There are restrictions and international rules for exporting plants and fruit trees abroad. That is the reason why Am. persimmons are not available in Europe.


 o
RE: Yates persimmons - can they be ripened off the tree?

Do you really think so?


 o
RE: Yates persimmons - can they be ripened off the tree?

I heard it. But in limited quantity the sending is allowed. I know because i recived some fig cuttings last year.


 o
RE: Yates persimmons - can they be ripened off the tree?

Tony
I would have a personal question for you, can i get your mail adress?


 o
RE: Yates persimmons - can they be ripened off the tree?

Kristianhun,

You can send me an email thru my page.

Tony


 o
RE: Yates persimmons - can they be ripened off the tree?

Hello!
Tony I sent a mail.


 o Post a Follow-Up

Please Note: Only registered members are able to post messages to this forum.

    If you are a member, please log in.
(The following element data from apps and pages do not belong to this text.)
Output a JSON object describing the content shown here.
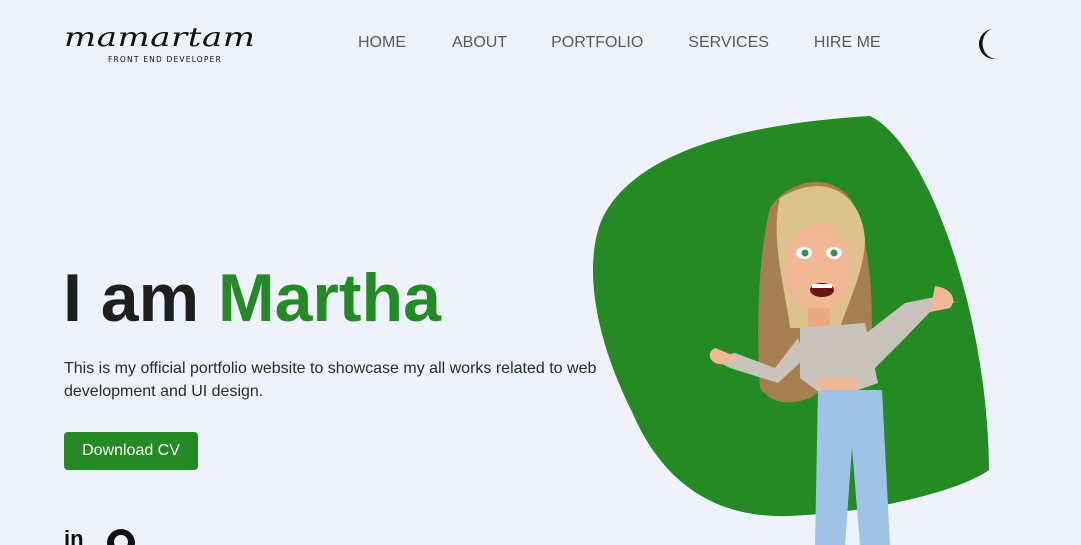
{
  "logo": {
    "script": "mamartam",
    "subtitle": "FRONT END DEVELOPER"
  },
  "nav": {
    "items": [
      "HOME",
      "ABOUT",
      "PORTFOLIO",
      "SERVICES",
      "HIRE ME"
    ]
  },
  "theme_toggle": {
    "icon": "moon-icon"
  },
  "hero": {
    "title_prefix": "I am ",
    "title_name": "Martha",
    "description": "This is my official portfolio website to showcase my all works related to web development and UI design.",
    "cta_label": "Download CV"
  },
  "socials": [
    {
      "icon": "linkedin-icon",
      "glyph": "in"
    },
    {
      "icon": "github-icon"
    }
  ],
  "colors": {
    "accent": "#248a24",
    "background": "#eef2fc",
    "text": "#1f1f1f",
    "nav": "#555a62"
  }
}
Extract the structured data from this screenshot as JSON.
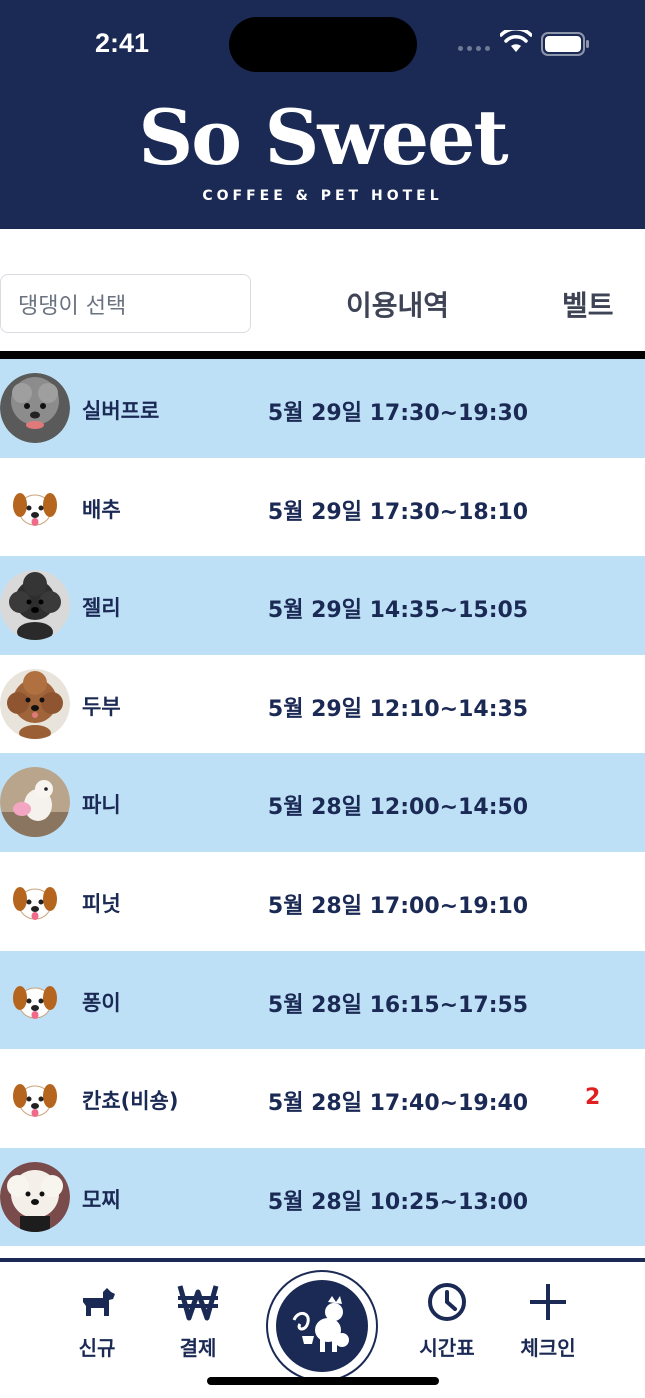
{
  "status_bar": {
    "time": "2:41"
  },
  "header": {
    "title": "So Sweet",
    "subtitle": "COFFEE & PET HOTEL"
  },
  "toolbar": {
    "dog_select_placeholder": "댕댕이 선택",
    "history_label": "이용내역",
    "bell_label": "벨트"
  },
  "records": [
    {
      "name": "실버프로",
      "time": "5월 29일 17:30~19:30",
      "avatar": "photo-grey-poodle",
      "count": ""
    },
    {
      "name": "배추",
      "time": "5월 29일 17:30~18:10",
      "avatar": "dog-emoji",
      "count": ""
    },
    {
      "name": "젤리",
      "time": "5월 29일 14:35~15:05",
      "avatar": "photo-black-poodle",
      "count": ""
    },
    {
      "name": "두부",
      "time": "5월 29일 12:10~14:35",
      "avatar": "photo-brown-poodle",
      "count": ""
    },
    {
      "name": "파니",
      "time": "5월 28일 12:00~14:50",
      "avatar": "photo-white-dog",
      "count": ""
    },
    {
      "name": "피넛",
      "time": "5월 28일 17:00~19:10",
      "avatar": "dog-emoji",
      "count": ""
    },
    {
      "name": "퐁이",
      "time": "5월 28일 16:15~17:55",
      "avatar": "dog-emoji",
      "count": ""
    },
    {
      "name": "칸쵸(비숑)",
      "time": "5월 28일 17:40~19:40",
      "avatar": "dog-emoji",
      "count": "2"
    },
    {
      "name": "모찌",
      "time": "5월 28일 10:25~13:00",
      "avatar": "photo-bichon",
      "count": ""
    }
  ],
  "bottom_nav": {
    "new_label": "신규",
    "payment_label": "결제",
    "schedule_label": "시간표",
    "checkin_label": "체크인"
  },
  "colors": {
    "navy": "#1b2a55",
    "row_alt": "#bee0f6",
    "count_red": "#e02020"
  }
}
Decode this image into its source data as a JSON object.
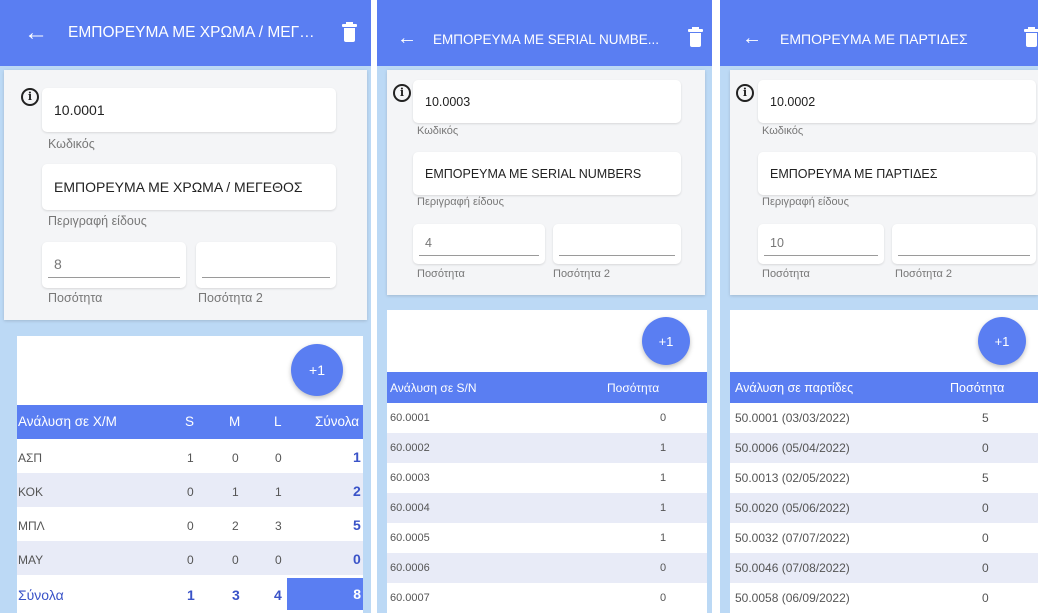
{
  "theme": {
    "primary": "#5a7ef2",
    "background": "#bcd9f5",
    "card": "#f4f5f7",
    "total_text": "#3a53c8",
    "alt_row": "#e8ebf7"
  },
  "panels": [
    {
      "title": "ΕΜΠΟΡΕΥΜΑ ΜΕ ΧΡΩΜΑ / ΜΕΓΕ...",
      "code_value": "10.0001",
      "code_label": "Κωδικός",
      "description_value": "ΕΜΠΟΡΕΥΜΑ ΜΕ ΧΡΩΜΑ / ΜΕΓΕΘΟΣ",
      "description_label": "Περιγραφή είδους",
      "qty_value": "8",
      "qty_label": "Ποσότητα",
      "qty2_value": "",
      "qty2_label": "Ποσότητα 2",
      "fab_label": "+1",
      "columns": [
        "Ανάλυση σε Χ/Μ",
        "S",
        "M",
        "L",
        "Σύνολα"
      ],
      "rows": [
        [
          "ΑΣΠ",
          "1",
          "0",
          "0",
          "1"
        ],
        [
          "ΚΟΚ",
          "0",
          "1",
          "1",
          "2"
        ],
        [
          "ΜΠΛ",
          "0",
          "2",
          "3",
          "5"
        ],
        [
          "ΜΑΥ",
          "0",
          "0",
          "0",
          "0"
        ]
      ],
      "totals": [
        "Σύνολα",
        "1",
        "3",
        "4",
        "8"
      ]
    },
    {
      "title": "ΕΜΠΟΡΕΥΜΑ ΜΕ SERIAL NUMBE...",
      "code_value": "10.0003",
      "code_label": "Κωδικός",
      "description_value": "ΕΜΠΟΡΕΥΜΑ ΜΕ SERIAL NUMBERS",
      "description_label": "Περιγραφή είδους",
      "qty_value": "4",
      "qty_label": "Ποσότητα",
      "qty2_value": "",
      "qty2_label": "Ποσότητα 2",
      "fab_label": "+1",
      "columns": [
        "Ανάλυση σε S/N",
        "Ποσότητα"
      ],
      "rows": [
        [
          "60.0001",
          "0"
        ],
        [
          "60.0002",
          "1"
        ],
        [
          "60.0003",
          "1"
        ],
        [
          "60.0004",
          "1"
        ],
        [
          "60.0005",
          "1"
        ],
        [
          "60.0006",
          "0"
        ],
        [
          "60.0007",
          "0"
        ]
      ]
    },
    {
      "title": "ΕΜΠΟΡΕΥΜΑ ΜΕ ΠΑΡΤΙΔΕΣ",
      "code_value": "10.0002",
      "code_label": "Κωδικός",
      "description_value": "ΕΜΠΟΡΕΥΜΑ ΜΕ ΠΑΡΤΙΔΕΣ",
      "description_label": "Περιγραφή είδους",
      "qty_value": "10",
      "qty_label": "Ποσότητα",
      "qty2_value": "",
      "qty2_label": "Ποσότητα 2",
      "fab_label": "+1",
      "columns": [
        "Ανάλυση σε παρτίδες",
        "Ποσότητα"
      ],
      "rows": [
        [
          "50.0001 (03/03/2022)",
          "5"
        ],
        [
          "50.0006 (05/04/2022)",
          "0"
        ],
        [
          "50.0013 (02/05/2022)",
          "5"
        ],
        [
          "50.0020 (05/06/2022)",
          "0"
        ],
        [
          "50.0032 (07/07/2022)",
          "0"
        ],
        [
          "50.0046 (07/08/2022)",
          "0"
        ],
        [
          "50.0058 (06/09/2022)",
          "0"
        ]
      ]
    }
  ]
}
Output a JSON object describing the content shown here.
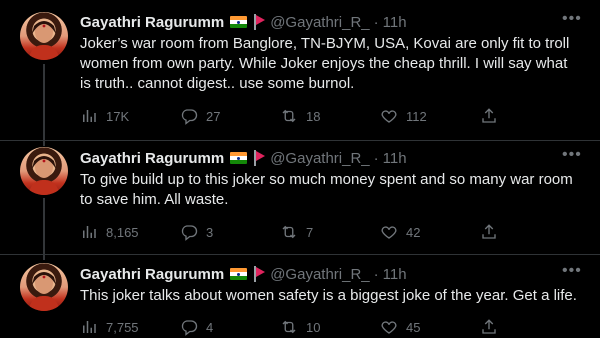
{
  "tweets": [
    {
      "name": "Gayathri Ragurumm",
      "handle": "@Gayathri_R_",
      "time": "11h",
      "text": "Joker’s war room from Banglore, TN-BJYM, USA, Kovai are only fit to troll women from own party. While Joker enjoys the cheap thrill. I will say what is truth.. cannot digest.. use some burnol.",
      "views": "17K",
      "replies": "27",
      "retweets": "18",
      "likes": "112"
    },
    {
      "name": "Gayathri Ragurumm",
      "handle": "@Gayathri_R_",
      "time": "11h",
      "text": "To give build up to this joker so much money spent and so many war room to save him. All waste.",
      "views": "8,165",
      "replies": "3",
      "retweets": "7",
      "likes": "42"
    },
    {
      "name": "Gayathri Ragurumm",
      "handle": "@Gayathri_R_",
      "time": "11h",
      "text": "This joker talks about women safety is a biggest joke of the year. Get a life.",
      "views": "7,755",
      "replies": "4",
      "retweets": "10",
      "likes": "45"
    }
  ],
  "separator": "·",
  "icons": {
    "more": "more-icon",
    "views": "views-icon",
    "reply": "reply-icon",
    "retweet": "retweet-icon",
    "like": "like-icon",
    "share": "share-icon",
    "flag_india": "india-flag-icon",
    "flag_red": "red-flag-icon"
  },
  "colors": {
    "background": "#000000",
    "text": "#e7e9ea",
    "muted": "#71767b",
    "divider": "#2f3336"
  }
}
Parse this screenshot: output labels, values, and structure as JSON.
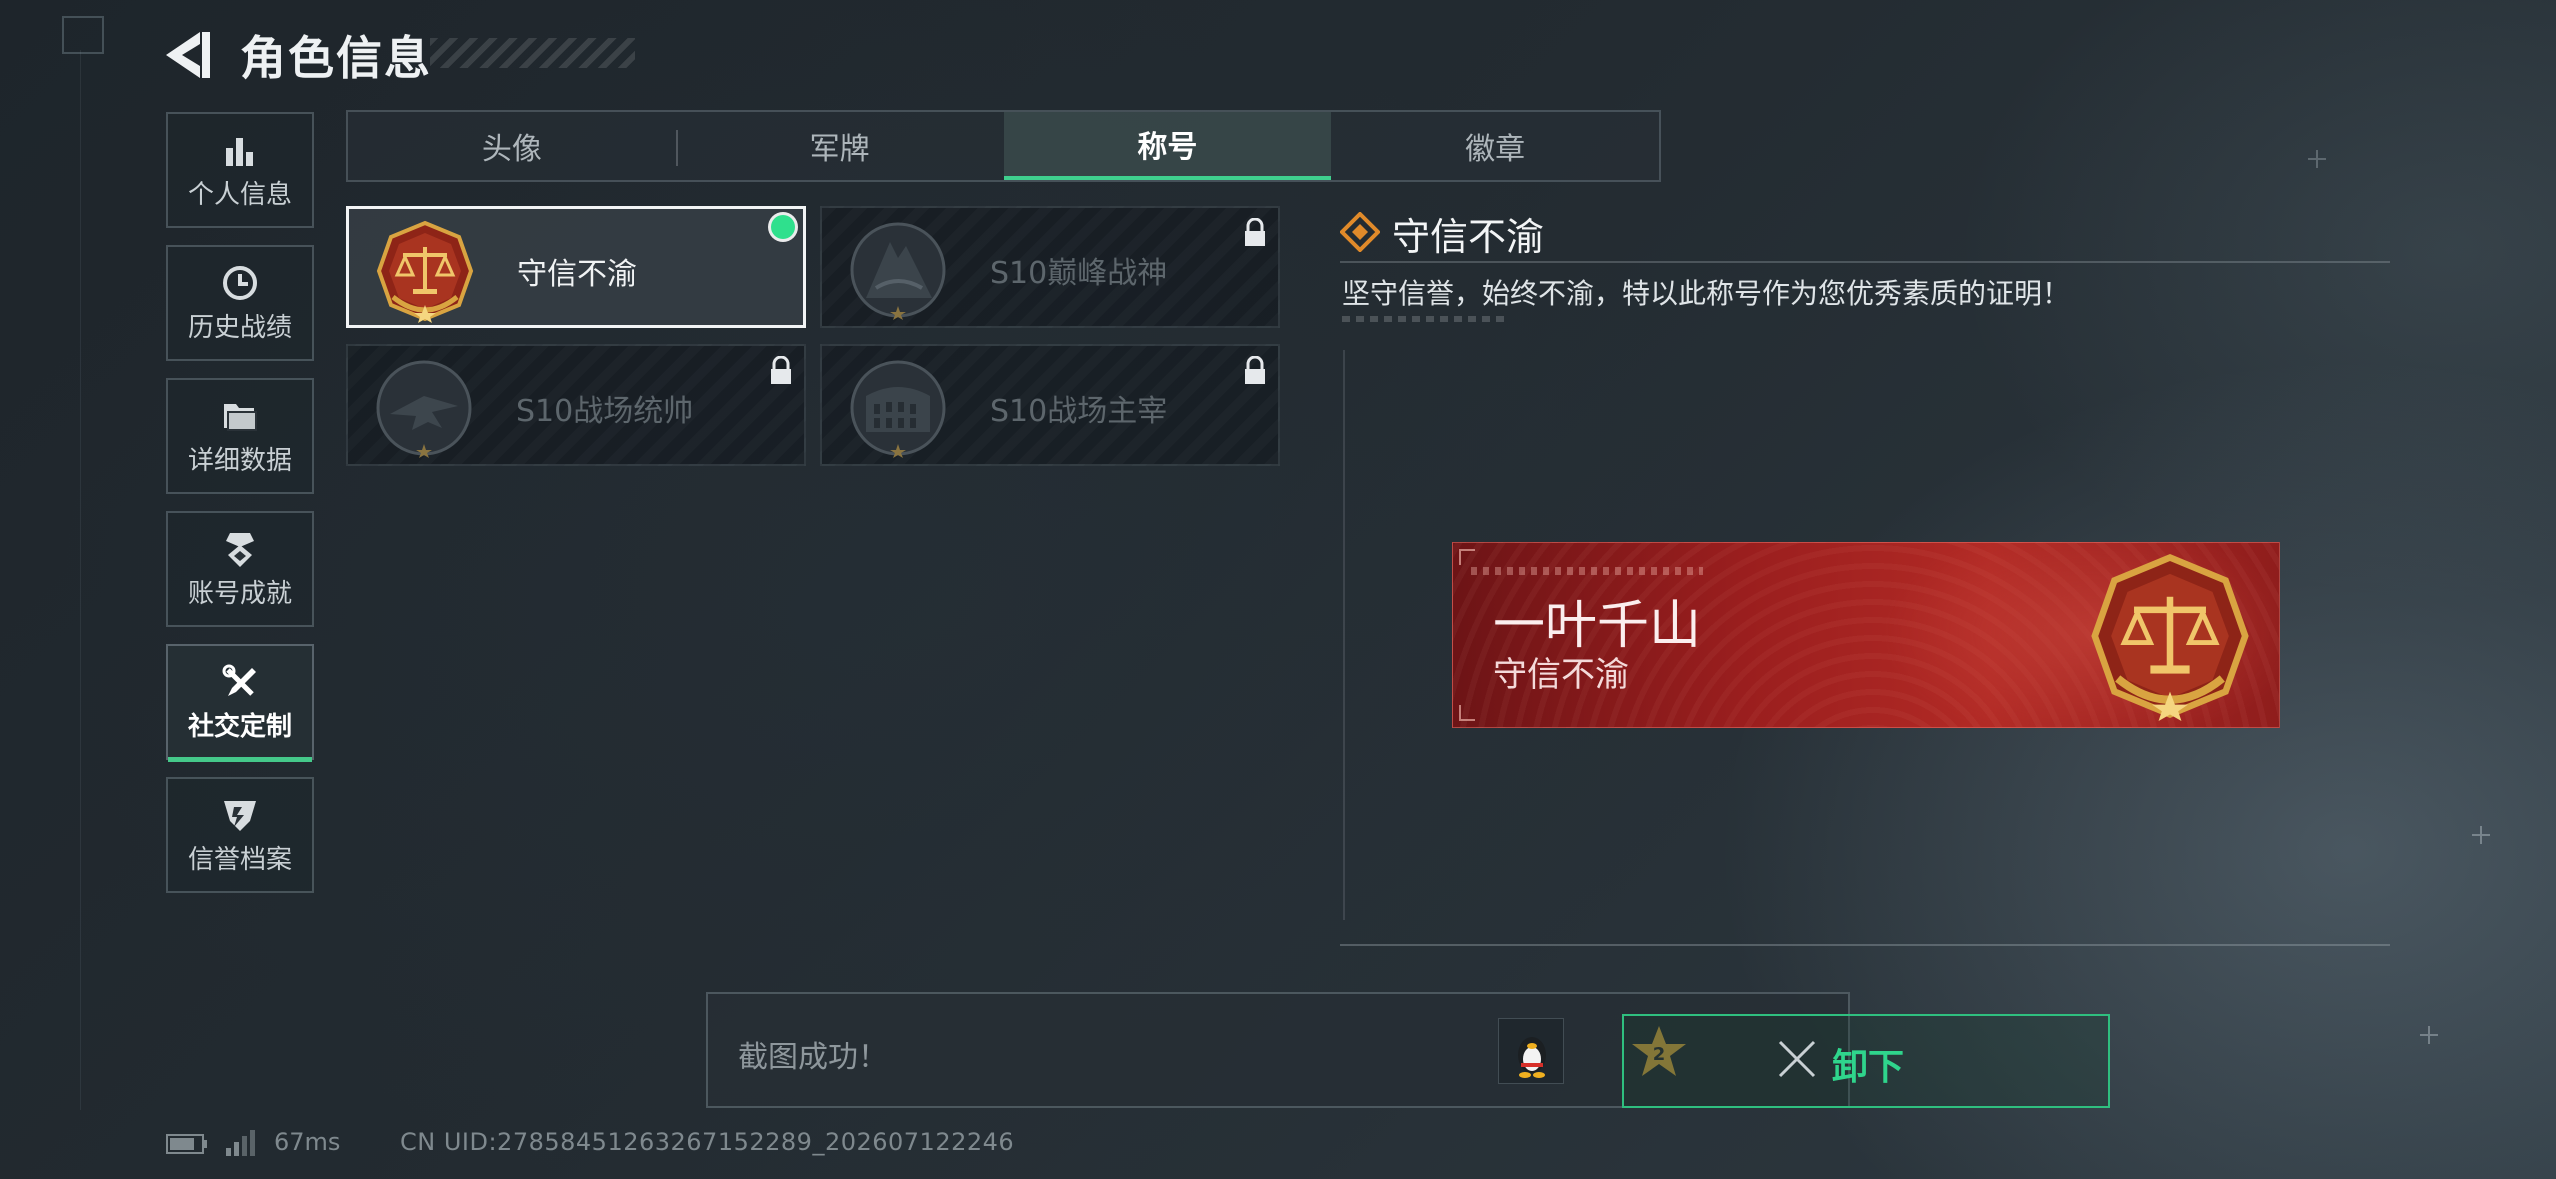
{
  "header": {
    "title": "角色信息"
  },
  "sidebar": {
    "items": [
      {
        "label": "个人信息",
        "icon": "bar-chart-icon"
      },
      {
        "label": "历史战绩",
        "icon": "clock-icon"
      },
      {
        "label": "详细数据",
        "icon": "folder-icon"
      },
      {
        "label": "账号成就",
        "icon": "medal-icon"
      },
      {
        "label": "社交定制",
        "icon": "tools-icon",
        "active": true
      },
      {
        "label": "信誉档案",
        "icon": "shield-badge-icon"
      }
    ]
  },
  "tabs": [
    {
      "label": "头像"
    },
    {
      "label": "军牌"
    },
    {
      "label": "称号",
      "active": true
    },
    {
      "label": "徽章"
    }
  ],
  "titles": [
    {
      "name": "守信不渝",
      "selected": true,
      "locked": false,
      "icon": "scales-emblem-icon"
    },
    {
      "name": "S10巅峰战神",
      "selected": false,
      "locked": true,
      "icon": "peak-emblem-icon"
    },
    {
      "name": "S10战场统帅",
      "selected": false,
      "locked": true,
      "icon": "jet-emblem-icon"
    },
    {
      "name": "S10战场主宰",
      "selected": false,
      "locked": true,
      "icon": "colosseum-emblem-icon"
    }
  ],
  "detail": {
    "title": "守信不渝",
    "description": "坚守信誉，始终不渝，特以此称号作为您优秀素质的证明！"
  },
  "nameplate": {
    "player_name": "一叶千山",
    "title": "守信不渝"
  },
  "toast": {
    "message": "截图成功！"
  },
  "actions": {
    "unequip_label": "卸下"
  },
  "status": {
    "ping": "67ms",
    "uid": "CN UID:2785845126326715​2289_202607122246"
  },
  "colors": {
    "accent_green": "#3fd08e",
    "nameplate_red": "#9a1e1e",
    "emblem_gold": "#d9a441"
  }
}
    If you aren't yet a member, join now!


Return to the Fruit & Orchards Forum

Information about Posting

  • You must be logged in to post a message. Once you are logged in, a posting window will appear at the bottom of the messages. If you are not a member, please register for an account.
  • Posting is a two-step process. Once you have composed your message, you will be taken to the preview page. You will then have a chance to review your post, make changes and upload photos.
  • After posting your message, you may need to refresh the forum page in order to see it.
  • Before posting copyrighted material, please read about Copyright and Fair Use.
  • We have a strict no-advertising policy!
  • If you would like to practice posting or uploading photos, please visit our Test forum.
  • If you need assistance, please Contact Us and we will be happy to help.


Learn more about in-text links on this page here